TASK INPUTS:

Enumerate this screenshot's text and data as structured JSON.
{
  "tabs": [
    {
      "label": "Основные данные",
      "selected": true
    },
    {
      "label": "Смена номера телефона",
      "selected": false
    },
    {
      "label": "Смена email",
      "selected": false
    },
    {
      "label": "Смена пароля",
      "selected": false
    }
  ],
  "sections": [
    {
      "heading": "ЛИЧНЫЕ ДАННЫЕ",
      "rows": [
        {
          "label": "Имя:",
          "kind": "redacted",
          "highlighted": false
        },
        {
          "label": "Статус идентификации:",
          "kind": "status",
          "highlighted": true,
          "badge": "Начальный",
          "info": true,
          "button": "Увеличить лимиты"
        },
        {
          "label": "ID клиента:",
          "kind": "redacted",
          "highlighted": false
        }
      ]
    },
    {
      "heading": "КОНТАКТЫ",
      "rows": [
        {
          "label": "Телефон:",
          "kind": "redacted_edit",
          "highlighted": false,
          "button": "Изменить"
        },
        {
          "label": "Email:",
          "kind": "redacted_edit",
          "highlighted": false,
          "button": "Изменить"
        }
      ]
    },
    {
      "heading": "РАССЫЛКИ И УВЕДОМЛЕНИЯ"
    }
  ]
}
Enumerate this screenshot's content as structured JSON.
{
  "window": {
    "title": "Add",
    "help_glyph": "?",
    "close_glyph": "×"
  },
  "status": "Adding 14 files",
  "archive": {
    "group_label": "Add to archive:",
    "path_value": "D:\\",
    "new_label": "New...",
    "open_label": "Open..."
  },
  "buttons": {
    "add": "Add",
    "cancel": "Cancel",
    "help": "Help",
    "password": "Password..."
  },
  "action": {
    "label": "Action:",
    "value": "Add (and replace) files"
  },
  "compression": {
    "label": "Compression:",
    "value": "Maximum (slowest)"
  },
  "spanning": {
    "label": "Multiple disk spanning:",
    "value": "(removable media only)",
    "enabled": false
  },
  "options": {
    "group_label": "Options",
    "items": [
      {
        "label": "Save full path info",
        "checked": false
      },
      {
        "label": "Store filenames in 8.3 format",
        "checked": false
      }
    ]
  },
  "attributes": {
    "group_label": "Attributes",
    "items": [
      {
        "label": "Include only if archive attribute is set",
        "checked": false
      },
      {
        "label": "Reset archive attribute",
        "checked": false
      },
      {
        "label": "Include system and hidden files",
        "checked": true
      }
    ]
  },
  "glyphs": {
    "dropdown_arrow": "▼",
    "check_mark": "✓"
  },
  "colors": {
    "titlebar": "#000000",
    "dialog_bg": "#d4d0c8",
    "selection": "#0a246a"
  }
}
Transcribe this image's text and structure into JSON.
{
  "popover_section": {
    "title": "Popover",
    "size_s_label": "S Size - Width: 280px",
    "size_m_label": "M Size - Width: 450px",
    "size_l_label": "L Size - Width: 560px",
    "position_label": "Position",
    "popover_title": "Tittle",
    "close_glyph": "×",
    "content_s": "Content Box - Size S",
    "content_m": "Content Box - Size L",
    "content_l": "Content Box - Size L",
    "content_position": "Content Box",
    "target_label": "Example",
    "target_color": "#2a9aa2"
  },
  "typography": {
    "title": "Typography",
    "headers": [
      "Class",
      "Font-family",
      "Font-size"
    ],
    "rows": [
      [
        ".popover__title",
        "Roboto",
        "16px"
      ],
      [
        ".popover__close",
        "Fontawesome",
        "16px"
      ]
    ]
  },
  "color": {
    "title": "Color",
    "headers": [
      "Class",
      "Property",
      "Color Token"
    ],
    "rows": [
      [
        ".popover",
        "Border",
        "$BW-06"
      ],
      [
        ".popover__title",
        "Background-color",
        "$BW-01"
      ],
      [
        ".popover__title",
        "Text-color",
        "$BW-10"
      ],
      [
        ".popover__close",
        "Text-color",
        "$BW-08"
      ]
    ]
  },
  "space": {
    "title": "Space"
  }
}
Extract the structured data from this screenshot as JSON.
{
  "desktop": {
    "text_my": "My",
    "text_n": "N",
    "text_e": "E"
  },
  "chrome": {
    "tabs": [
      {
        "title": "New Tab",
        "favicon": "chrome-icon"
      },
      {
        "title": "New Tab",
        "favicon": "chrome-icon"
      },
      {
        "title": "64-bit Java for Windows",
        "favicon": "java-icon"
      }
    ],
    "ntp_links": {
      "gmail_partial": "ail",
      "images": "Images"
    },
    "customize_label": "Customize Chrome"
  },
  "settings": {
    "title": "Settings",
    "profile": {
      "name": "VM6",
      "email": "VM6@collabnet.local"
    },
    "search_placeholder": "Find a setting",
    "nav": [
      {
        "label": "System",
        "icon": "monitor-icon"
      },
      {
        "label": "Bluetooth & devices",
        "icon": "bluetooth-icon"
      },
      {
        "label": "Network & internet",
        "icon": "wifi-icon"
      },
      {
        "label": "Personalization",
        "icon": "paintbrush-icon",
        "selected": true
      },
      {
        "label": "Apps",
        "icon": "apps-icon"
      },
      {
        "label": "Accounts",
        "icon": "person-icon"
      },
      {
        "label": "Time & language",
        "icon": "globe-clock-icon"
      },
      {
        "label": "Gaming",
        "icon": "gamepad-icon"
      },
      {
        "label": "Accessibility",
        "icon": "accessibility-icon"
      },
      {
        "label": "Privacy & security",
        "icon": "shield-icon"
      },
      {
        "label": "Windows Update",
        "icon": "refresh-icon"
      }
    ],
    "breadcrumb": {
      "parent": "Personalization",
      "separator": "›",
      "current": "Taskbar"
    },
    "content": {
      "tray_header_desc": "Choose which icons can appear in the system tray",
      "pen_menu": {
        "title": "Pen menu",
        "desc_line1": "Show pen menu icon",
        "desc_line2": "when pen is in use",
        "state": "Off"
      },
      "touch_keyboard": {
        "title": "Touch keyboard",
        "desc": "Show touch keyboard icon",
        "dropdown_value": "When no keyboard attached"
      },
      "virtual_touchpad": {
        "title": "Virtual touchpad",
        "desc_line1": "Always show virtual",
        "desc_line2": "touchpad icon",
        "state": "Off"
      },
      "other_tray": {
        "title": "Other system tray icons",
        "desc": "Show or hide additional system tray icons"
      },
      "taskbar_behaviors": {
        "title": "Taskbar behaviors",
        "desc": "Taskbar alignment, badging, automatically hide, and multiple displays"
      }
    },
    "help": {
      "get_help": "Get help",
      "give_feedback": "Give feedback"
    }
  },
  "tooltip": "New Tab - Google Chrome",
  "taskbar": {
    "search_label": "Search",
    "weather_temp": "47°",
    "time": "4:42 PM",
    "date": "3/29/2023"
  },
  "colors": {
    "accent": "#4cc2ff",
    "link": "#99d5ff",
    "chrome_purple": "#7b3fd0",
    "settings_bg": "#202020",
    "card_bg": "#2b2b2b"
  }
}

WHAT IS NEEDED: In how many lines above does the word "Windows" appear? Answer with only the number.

PROBLEM SOLUTION: 2